Based on the aforementioned rationale, we speculated that the therapeutic benefit of BMT may be improved by using a safer conditioning as part of the transplant procedure, with the goal in mind to induce host versus graft tolerance to enable subsequent induction of GVL, possibly graft versus tumor or even graft versus autoimmunity effects, rather than attempt to eliminate host cells with hazardous myeloablative chemoradiotherapy.

The latter hypothesis suggested that effective BMT procedure may be accomplished without lethal conditioning of the host, using new well tolerated non-myeloablative regimen, thus possibly minimizing immediate and late side effects related to myeloablative procedures considered until recently mandatory for conditioning of BMT recipients.

Recent clinical data that will be presented suggests that effective BMT procedures may be accomplished with well-tolerated non-myeloablative stem cell transplantation (NST) regimen, with no major toxicity.

Thus, new NST approaches may offer the feasibility of safer BMT procedure for a large spectrum of clinical indications in children and elderly individuals without lower or upper age limit, while minimizing procedure-related toxicity and mortality.

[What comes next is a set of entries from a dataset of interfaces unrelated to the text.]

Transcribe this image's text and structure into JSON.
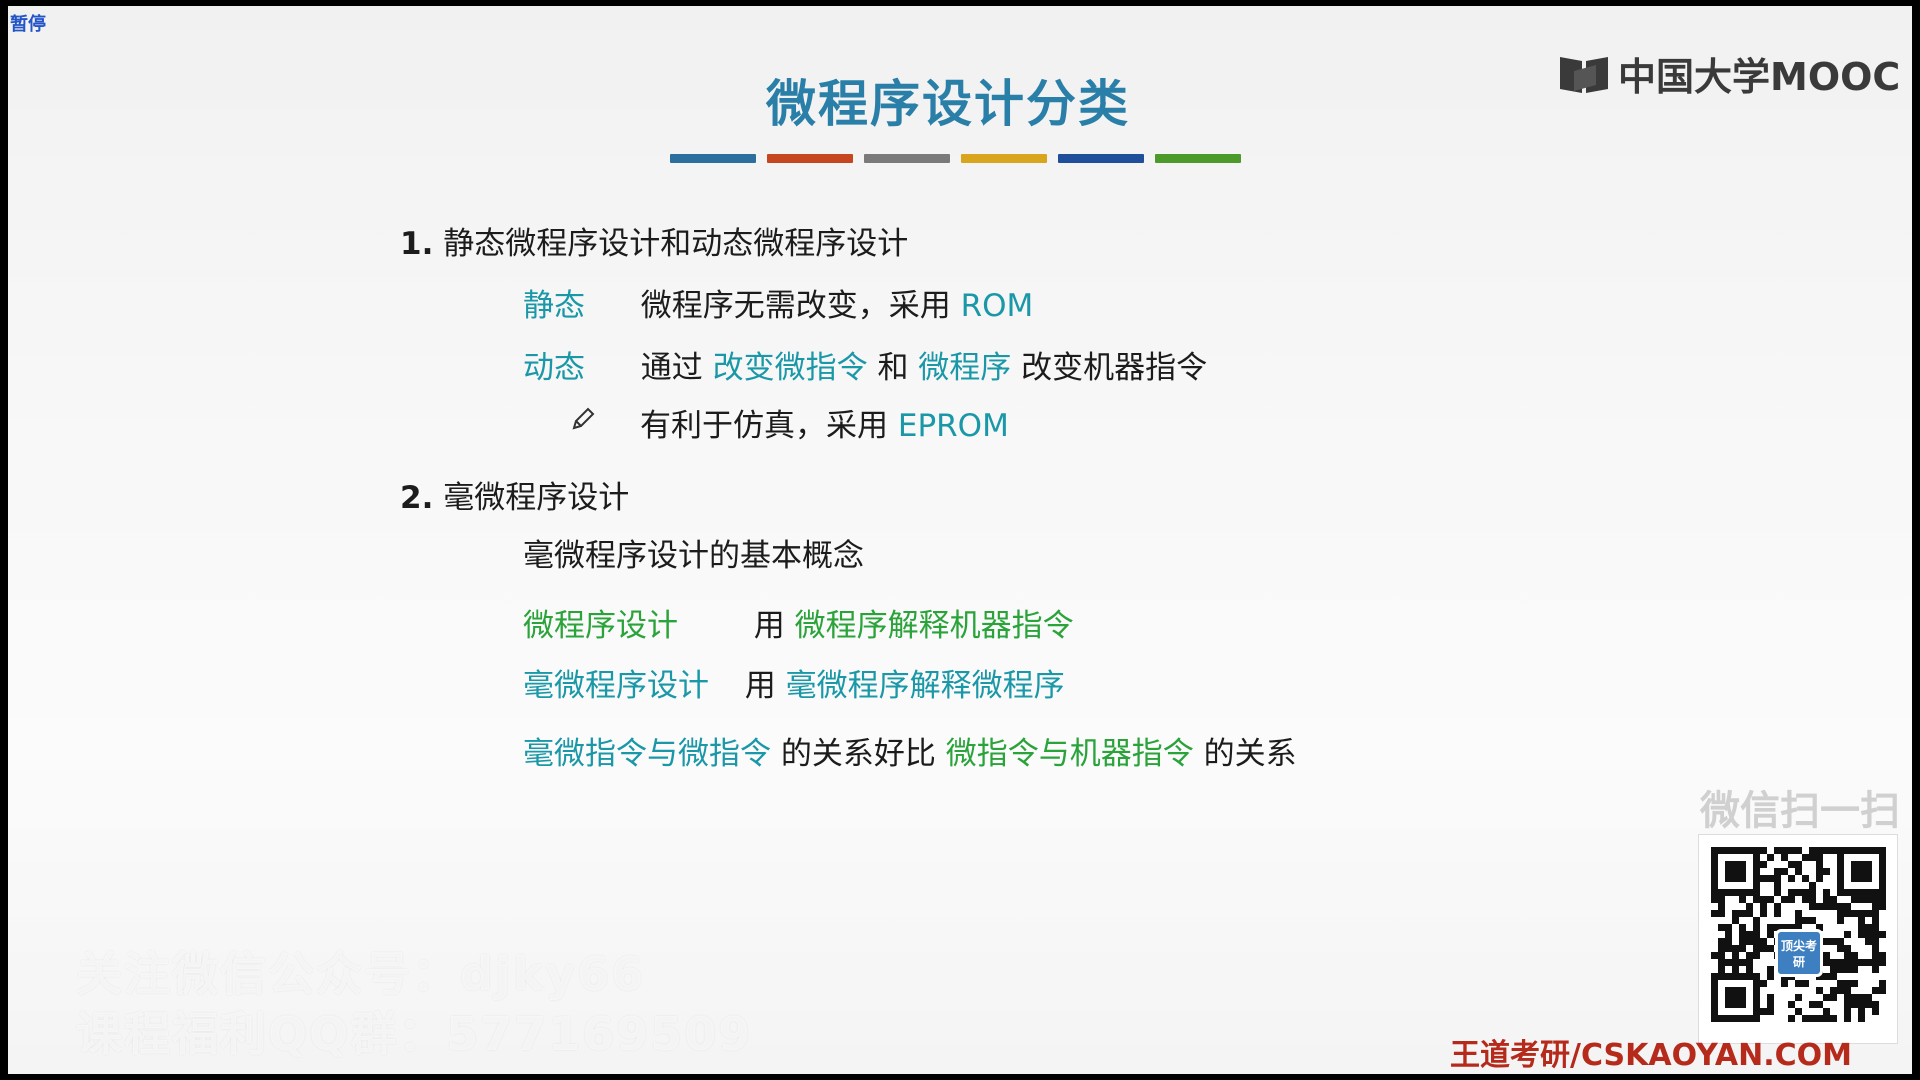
{
  "player": {
    "status_label": "暂停"
  },
  "slide": {
    "title": "微程序设计分类",
    "title_bar_colors": [
      "#2c6e9e",
      "#c6471f",
      "#7a7a7a",
      "#d9a51c",
      "#1f4f9a",
      "#4c9a2a"
    ],
    "logo_text": "中国大学MOOC",
    "section1": {
      "heading_num": "1.",
      "heading": "静态微程序设计和动态微程序设计",
      "static_label": "静态",
      "static_desc": "微程序无需改变，采用",
      "static_tech": "ROM",
      "dynamic_label": "动态",
      "dynamic_via": "通过",
      "dynamic_change1": "改变微指令",
      "dynamic_and": "和",
      "dynamic_change2": "微程序",
      "dynamic_rest": "改变机器指令",
      "note_text": "有利于仿真，采用",
      "note_tech": "EPROM"
    },
    "section2": {
      "heading_num": "2.",
      "heading": "毫微程序设计",
      "concept": "毫微程序设计的基本概念",
      "row1_label": "微程序设计",
      "row1_use": "用",
      "row1_desc": "微程序解释机器指令",
      "row2_label": "毫微程序设计",
      "row2_use": "用",
      "row2_desc": "毫微程序解释微程序",
      "row3_part1": "毫微指令与微指令",
      "row3_part2": "的关系好比",
      "row3_part3": "微指令与机器指令",
      "row3_part4": "的关系"
    }
  },
  "overlay": {
    "watermark_line1": "关注微信公众号：djky66",
    "watermark_line2": "课程福利QQ群：577169509",
    "wechat_scan": "微信扫一扫",
    "qr_center_text": "顶尖考研",
    "brand": "王道考研/CSKAOYAN.COM"
  },
  "colors": {
    "teal": "#1a98a8",
    "green": "#2aa33a",
    "title": "#2a7fa8",
    "brand": "#b52a1a"
  }
}
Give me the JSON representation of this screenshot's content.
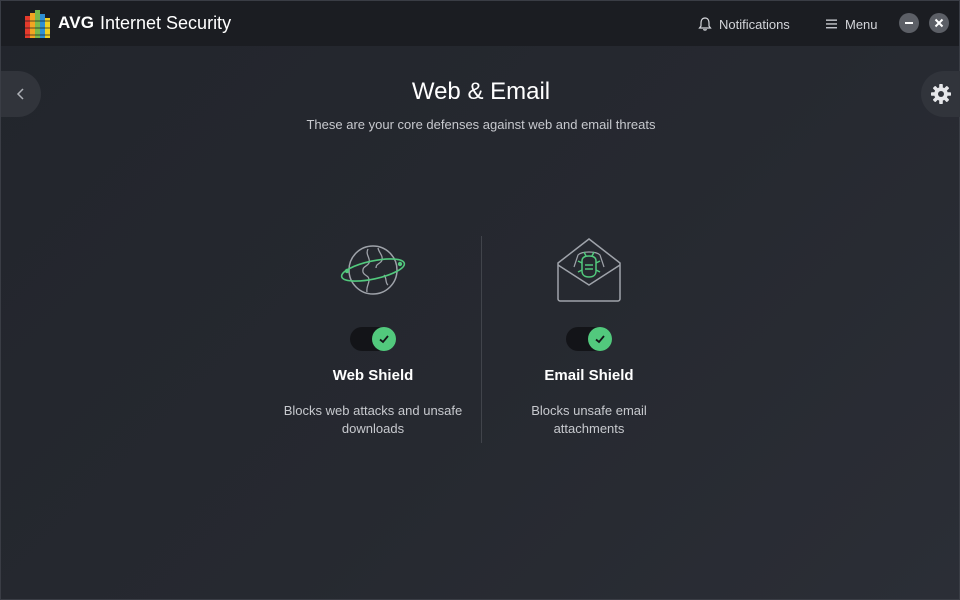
{
  "app": {
    "brand": "AVG",
    "product": "Internet Security"
  },
  "titlebar": {
    "notifications_label": "Notifications",
    "menu_label": "Menu"
  },
  "page": {
    "title": "Web & Email",
    "subtitle": "These are your core defenses against web and email threats"
  },
  "shields": [
    {
      "name": "Web Shield",
      "description": "Blocks web attacks and unsafe downloads",
      "enabled": true,
      "icon": "globe-icon"
    },
    {
      "name": "Email Shield",
      "description": "Blocks unsafe email attachments",
      "enabled": true,
      "icon": "envelope-bug-icon"
    }
  ],
  "colors": {
    "accent_green": "#52c97d",
    "background": "#23262d",
    "titlebar": "#1b1d22"
  }
}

Taken together, our cumulative data suggest that high dose chemotherapy and radiation therapy may be successively replaced by a more effective biologic tool, alloreactive donor lymphocytes, thus setting the stage for innovative therapeutic procedures for safer and more effective treatment of patients in need of BMT.